When it comes to Asian-American grief, do Americans want to know?
These past few weeks, it seems as if Americans have opened to a kind of knowing. As I saw these recent incidents of anti-Asian violence unfold in the news, I felt a profound sense of grief. But I also experienced something akin to relief. Maybe, I thought, now people will start to respond to anti-Asian violence with the same urgency they apply to other kinds of racism.
But then I started to feel a familiar queasiness in the pit of my stomach. Is this indeed what it takes? A political imagination (or, really, lack thereof) that predicates recognition on the price of visible harm?
There is something wrong with the way Americans think about who deserves social justice — as though attention to nonwhite groups, their histories and conditions, is only as pressing as the injuries that they have suffered. Racial justice is often couched in arcane, moralistic terms rather than understood as an ethical given in democratic participation.
It seems crazily naïve to suggest that we ought to learn, value and want to know about all of our countrymen out of respect rather than guilt. Yet while legitimizing racial and cultural differences exclusively in terms of injury may motivate reform in the short run, in the long term it feeds a politics of tribalism that erupts over and over again.
Two decades ago, I wrote in my book “The Melancholy of Race” that “we are a nation at ease with grievance but not with grief.” We still are. In the desire to move past racial troubles — in our eagerness to progress — we as a nation have been more focused on quantifying injury and shoring up identity categories than doing the harder work of confronting the enduring, ineffable, at times contradictory and messier wounds of American racism: how being hated and hating can look the same; how the lesson of powerlessness can teach justice or, perversely, the ugly pleasures of power; how the legacy of anger, shame and guilt is complex.

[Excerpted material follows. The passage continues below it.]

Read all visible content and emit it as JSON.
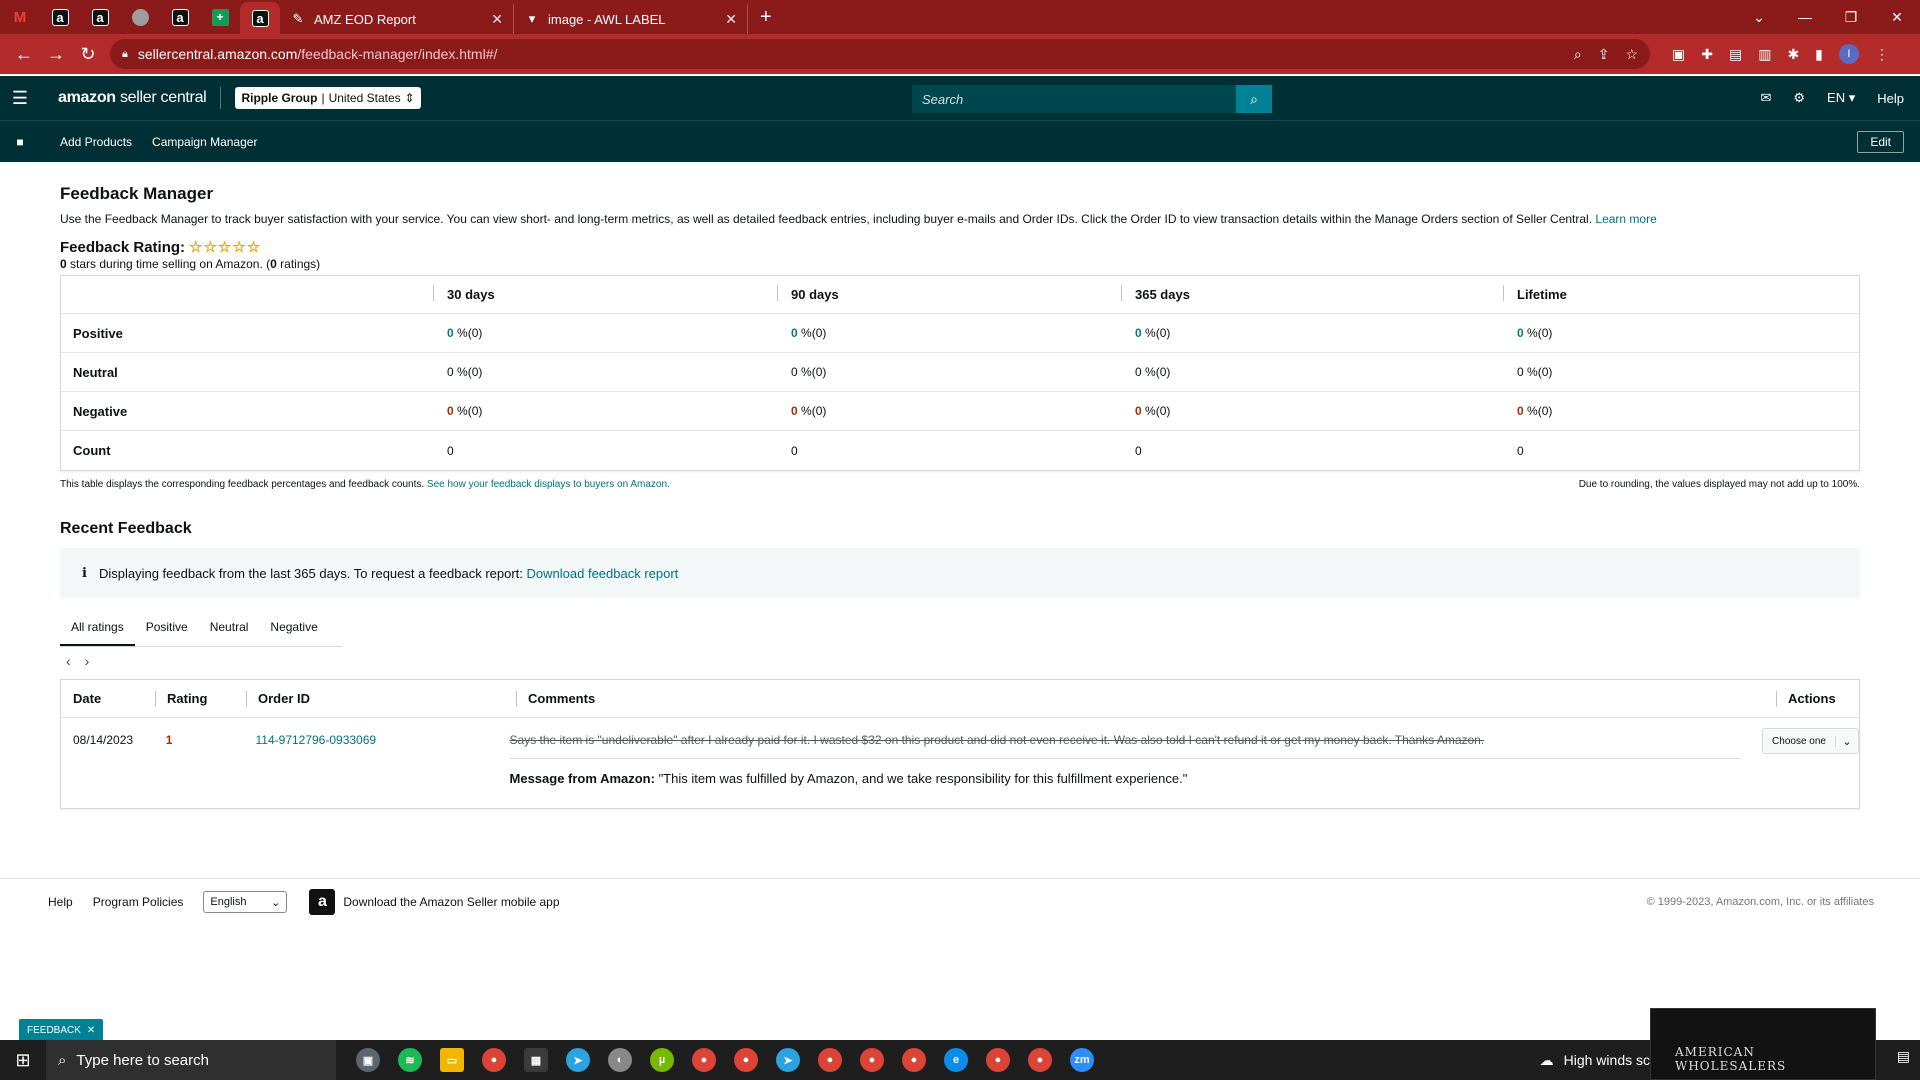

Unprocessed grief and unacknowledged racial dynamics continue to haunt our social relations. The discourse of racial identity has obscured the history of American racial entanglements. And why is entanglement important? Because the challenge of democracy is not about identifying with someone like yourself (that’s easy to do) nor about giving up your self-interest (that’s hard to ask). It’s about learning to see your self-interest as profoundly and inevitably entwined with the interests of others.